Chabon, who earned a Bachelor of Arts degree in English writing at Pitt and a Master of Fine Arts degree in creative writing at the University of California, Irvine, is probably best known for his bestselling novel Wonder Boys (Villard, 1995), a satirical comedy that chronicles three manic days in the life of Grady Tripp, a marijuana-smoking English professor whose life unravels as he struggles to complete a long-overdue novel. Wonder Boys won recognition as a New York Times Notable Book in 1995 and was adapted as a film starring Michael Douglas and Tobey Maguire. Chabon’s The Amazing Adventures of Kavalier & Clay (Random House, 2000), about two cousins who create a successful comic book empire, won the 2001 Pulitzer Prize for Fiction and was nominated for the National Book Critics’ Circle Award in 2000.

Chabon, a Washington, D.C. native, also has had success with collections of short stories, many of which have appeared in The New Yorker. His hard-boiled detective novel set in an alternate world, The Yiddish Policemen’s Union, won the 2008 Hugo Award for Best Novel.

Rescher and Chabon join the ranks of 212 new AAAS Fellows, among them Mario Capecchi, who won the 2007 Nobel Prize in Medicine or Physiology for his contributions to gene targeting; astronomer Eric Becklin, whose pioneering infrared observations led to the first glimpse of the nucleus of the Milky Way; actors Dustin Hoffman and James Earl Jones; and U.S. Secretary of Defense Robert Gates.

Pitt has nine other faculty members among the academy’s approximately 4,000 American Fellows and 600 foreign honorary members. They are Thomas B. Starzl, transplant pioneer and Distinguished Service Professor of Surgery, elected to the academy in 1971; Adolf Grünbaum, Andrew Mellon Professor of Philosophy, 1976; John Henry McDowell, University Professor of Philosophy, 1992; John S. Earman, University Professor of the History and Philosophy of Science, 1993; Robert Brandom, Distinguished Service Professor of Philosophy, 2000; Peter L. Strick, professor of neurobiology and psychiatry and codirector of the Center for the Neural Basis of Cognition, 2004; Anil K. Gupta, Distinguished Professor of Philosophy, professor of history and philosophy of science, and a fellow in Pitt’s Center for Philosophy of Science, 2006; Mark L. Wilson, professor of philosophy, director of graduate studies, and a fellow in Pitt’s Center for Philosophy of Science, 2007; and Nuel D. Belnap Jr., University of Pittsburgh Alan Ross Anderson Distinguished Professor of Philosophy, 2008.

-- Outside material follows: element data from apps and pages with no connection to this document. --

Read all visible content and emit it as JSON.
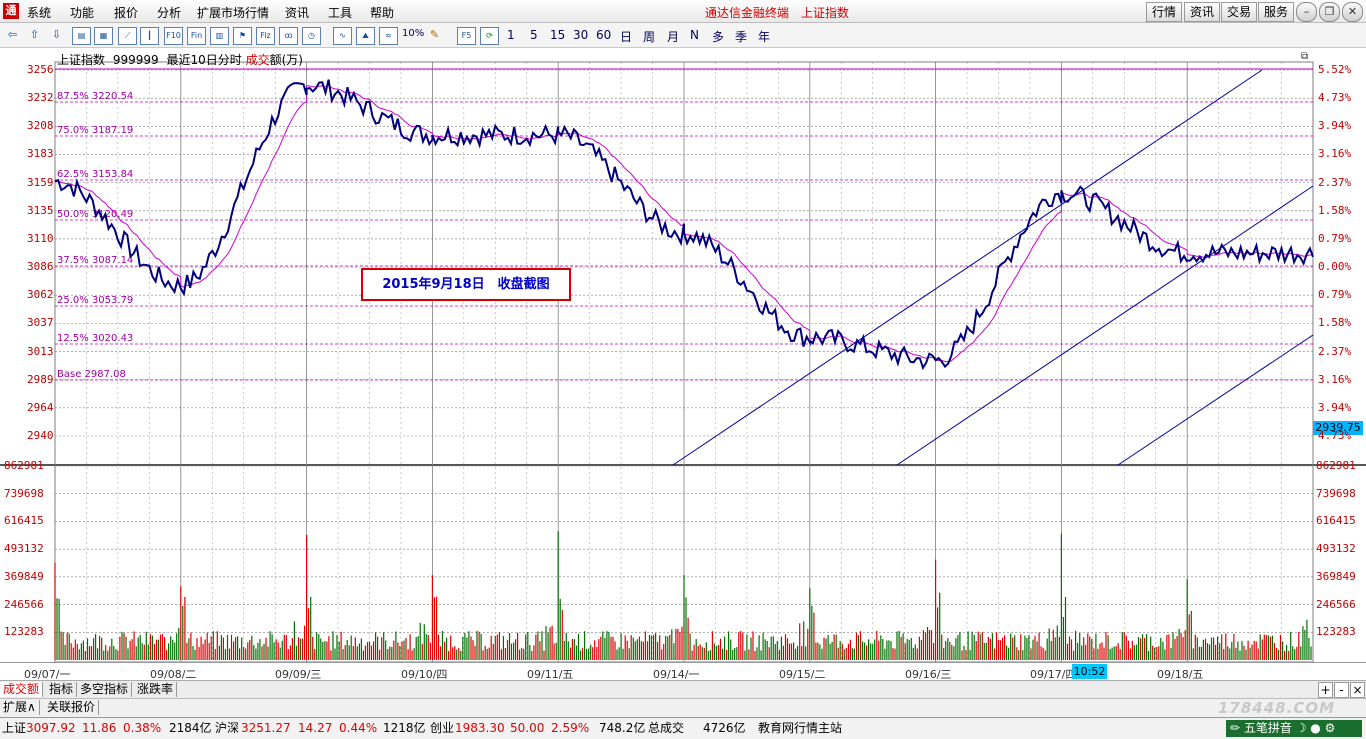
{
  "menu": {
    "items": [
      "系统",
      "功能",
      "报价",
      "分析",
      "扩展市场行情",
      "资讯",
      "工具",
      "帮助"
    ],
    "app_title": "通达信金融终端",
    "index_title": "上证指数",
    "right_buttons": [
      "行情",
      "资讯",
      "交易",
      "服务"
    ]
  },
  "toolbar": {
    "icons": [
      "back-arrow-icon",
      "up-arrow-icon",
      "down-arrow-icon",
      "page-icon",
      "grid-icon",
      "line-chart-icon",
      "candle-icon",
      "F10-icon",
      "Fin-icon",
      "book-icon",
      "flag-icon",
      "Fiz-icon",
      "pattern-icon",
      "clock-icon",
      "trend-icon",
      "mountain-icon",
      "wave-icon",
      "pencil-icon"
    ],
    "pct_label": "10%",
    "f5_label": "F5",
    "periods": [
      "1",
      "5",
      "15",
      "30",
      "60",
      "日",
      "周",
      "月",
      "N",
      "多",
      "季",
      "年"
    ]
  },
  "chart": {
    "header_name": "上证指数",
    "header_code": "999999",
    "header_range": "最近10日分时",
    "header_vol_prefix": "成交",
    "header_vol_suffix": "额(万)",
    "annotation": "2015年9月18日　收盘截图",
    "current_price_tag": "2939.75",
    "time_cursor": "10:52",
    "price_labels": [
      "3256",
      "3232",
      "3208",
      "3183",
      "3159",
      "3135",
      "3110",
      "3086",
      "3062",
      "3037",
      "3013",
      "2989",
      "2964",
      "2940"
    ],
    "pct_labels": [
      "5.52%",
      "4.73%",
      "3.94%",
      "3.16%",
      "2.37%",
      "1.58%",
      "0.79%",
      "0.00%",
      "0.79%",
      "1.58%",
      "2.37%",
      "3.16%",
      "3.94%",
      "4.73%"
    ],
    "volume_labels": [
      "862981",
      "739698",
      "616415",
      "493132",
      "369849",
      "246566",
      "123283"
    ],
    "fib_labels": [
      "87.5% 3220.54",
      "75.0% 3187.19",
      "62.5% 3153.84",
      "50.0% 3120.49",
      "37.5% 3087.14",
      "25.0% 3053.79",
      "12.5% 3020.43",
      "Base 2987.08"
    ],
    "x_labels": [
      "09/07/一",
      "09/08/二",
      "09/09/三",
      "09/10/四",
      "09/11/五",
      "09/14/一",
      "09/15/二",
      "09/16/三",
      "09/17/四",
      "09/18/五"
    ]
  },
  "colors": {
    "background": "#ffffff",
    "price_line": "#00007a",
    "avg_line": "#d000d0",
    "grid": "#7f7f7f",
    "axis_text": "#c00000",
    "vol_up": "#e00000",
    "vol_down": "#007000",
    "channel": "#0000a0"
  },
  "chart_data": {
    "type": "line",
    "title": "上证指数 999999 最近10日分时",
    "x": [
      "09/07",
      "09/08",
      "09/09",
      "09/10",
      "09/11",
      "09/14",
      "09/15",
      "09/16",
      "09/17",
      "09/18"
    ],
    "series": [
      {
        "name": "上证指数",
        "values": [
          3160,
          3070,
          3243,
          3200,
          3200,
          3115,
          3025,
          3005,
          3150,
          3097.92
        ]
      }
    ],
    "ylim": [
      2940,
      3256
    ],
    "volume_ylim": [
      0,
      862981
    ]
  },
  "bottom_tabs": {
    "row1": [
      "成交额",
      "指标",
      "多空指标",
      "涨跌率"
    ],
    "row2": [
      "扩展∧",
      "关联报价"
    ],
    "right_ctrls": [
      "+",
      "-",
      "×"
    ]
  },
  "status": {
    "sh_label": "上证",
    "sh_price": "3097.92",
    "sh_change": "11.86",
    "sh_pct": "0.38%",
    "sh_vol": "2184亿",
    "sz_label": "沪深",
    "sz_price": "3251.27",
    "sz_change": "14.27",
    "sz_pct": "0.44%",
    "sz_vol": "1218亿",
    "cy_label": "创业",
    "cy_price": "1983.30",
    "cy_change": "50.00",
    "cy_pct": "2.59%",
    "cy_vol": "748.2亿",
    "total_label": "总成交",
    "total_vol": "4726亿",
    "site": "教育网行情主站",
    "ime": "五笔拼音"
  },
  "watermark": "178448.COM"
}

The AAAS aims to elect as members the finest minds and most influential leaders from each generation beginning with George Washington and Benjamin Franklin in the 18th century.